By Christopher A. Parrella, JD, CHC, CPC, CPCO
As members of AAPC, you are ethically and professionally responsible for treating co-workers, employers, and colleagues fairly, as well as obligated to foster an environment of fairness whether it be at work, a chapter meeting, or other professional event. The principle of fairness requires impartiality, honesty, and the disclosure of material conflicts of interest. A conflict of interest generally occurs when you're in a position to influence a decision on behalf of a particular party when your decision, more likely than not, will affect another party to whom you have a corresponding and competing loyalty.
Fairness generally involves a total disregard of personal feelings, prejudices, and desires to attain a proper balance of conflicting interests. Fairness is treating others in the same fashion you want to be treated. Fairness is at the core of all professional engagements. It's very likely that the person seeking your professional services has substantially less knowledge and training in the area of coding than yourself. You bring your knowledge and training as a healthcare business professional to establish a relationship of trust to deliver services and advice to the client. You are responsible to ensure an environment of inclusiveness and a commitment to diversity in the organization you serve.

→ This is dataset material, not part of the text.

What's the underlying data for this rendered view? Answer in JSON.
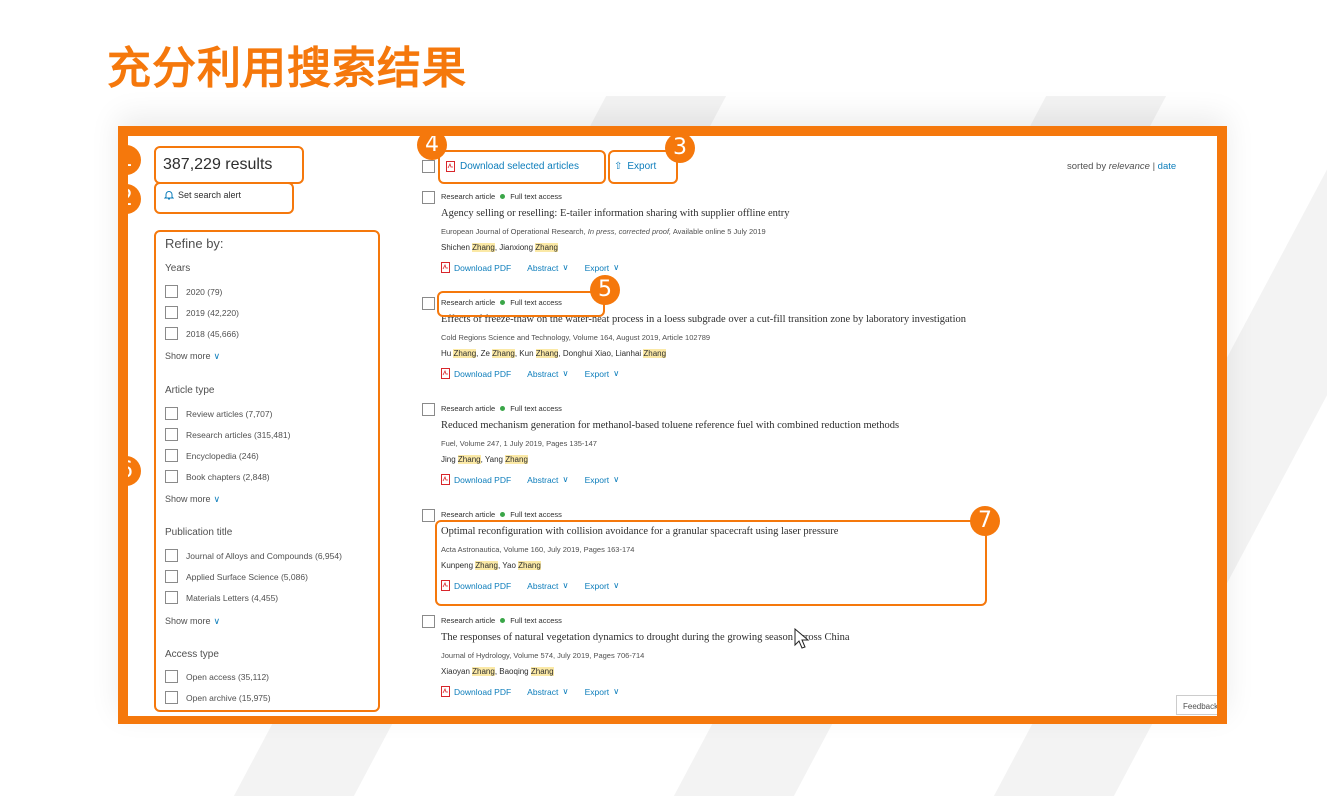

As AAPC members, you are given the responsibility of developing, administering, and advocating policies and procedures that foster fair, consistent, and equitable treatment for all. Regardless of your personal interests, you are obligated to support and foster a corporate culture made of decisions by your organization that are both ethical and legal. It is your ethical duty to conduct yourself in a manner that equalizes your self-interests with the interests of others. To achieve this goal, you must always act impartially and objectively. When you consider each statement or action from the perspective of those on the receiving side, choosing the correct approach becomes more readily apparent.